• _Work required_
Copy every line of the data in which the word "Reunión" occurs.

• _Provided material_
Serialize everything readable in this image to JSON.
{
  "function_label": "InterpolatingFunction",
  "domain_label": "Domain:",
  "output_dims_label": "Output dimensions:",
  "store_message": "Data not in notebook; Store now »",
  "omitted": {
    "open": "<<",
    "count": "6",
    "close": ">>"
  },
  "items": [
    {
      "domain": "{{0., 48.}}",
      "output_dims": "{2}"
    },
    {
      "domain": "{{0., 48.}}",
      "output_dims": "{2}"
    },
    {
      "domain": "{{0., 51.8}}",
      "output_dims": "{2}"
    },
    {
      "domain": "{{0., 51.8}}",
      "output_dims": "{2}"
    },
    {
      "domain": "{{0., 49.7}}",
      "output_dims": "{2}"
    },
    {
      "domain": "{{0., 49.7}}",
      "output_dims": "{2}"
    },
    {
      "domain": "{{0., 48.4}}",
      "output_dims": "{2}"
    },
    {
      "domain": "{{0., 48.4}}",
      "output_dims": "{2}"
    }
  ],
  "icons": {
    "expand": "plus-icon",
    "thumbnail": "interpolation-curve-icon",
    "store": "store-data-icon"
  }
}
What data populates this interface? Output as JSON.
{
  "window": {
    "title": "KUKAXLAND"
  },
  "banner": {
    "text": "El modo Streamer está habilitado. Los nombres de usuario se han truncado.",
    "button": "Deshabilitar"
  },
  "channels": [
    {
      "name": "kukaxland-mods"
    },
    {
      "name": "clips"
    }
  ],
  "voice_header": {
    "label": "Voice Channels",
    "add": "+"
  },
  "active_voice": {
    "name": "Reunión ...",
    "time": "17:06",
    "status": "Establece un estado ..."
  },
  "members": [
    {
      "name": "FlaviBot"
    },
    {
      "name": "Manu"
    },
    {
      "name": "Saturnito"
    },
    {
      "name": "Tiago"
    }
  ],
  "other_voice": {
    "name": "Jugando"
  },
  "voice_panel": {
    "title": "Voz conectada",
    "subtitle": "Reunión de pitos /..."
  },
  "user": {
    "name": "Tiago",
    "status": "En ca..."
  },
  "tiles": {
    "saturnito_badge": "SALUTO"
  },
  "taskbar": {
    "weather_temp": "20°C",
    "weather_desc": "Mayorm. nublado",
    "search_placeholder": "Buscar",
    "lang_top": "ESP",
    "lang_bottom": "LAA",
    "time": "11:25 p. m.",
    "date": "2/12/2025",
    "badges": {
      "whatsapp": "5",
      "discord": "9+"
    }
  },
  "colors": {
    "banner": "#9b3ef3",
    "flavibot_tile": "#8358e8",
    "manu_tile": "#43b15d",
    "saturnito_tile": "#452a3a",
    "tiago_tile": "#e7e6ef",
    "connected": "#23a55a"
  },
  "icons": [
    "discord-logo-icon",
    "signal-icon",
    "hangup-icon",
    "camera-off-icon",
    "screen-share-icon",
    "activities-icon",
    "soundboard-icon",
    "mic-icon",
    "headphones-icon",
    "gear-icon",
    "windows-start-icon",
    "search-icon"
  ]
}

• _Written answer_
    "name": "Reunión ...",
    "subtitle": "Reunión de pitos /..."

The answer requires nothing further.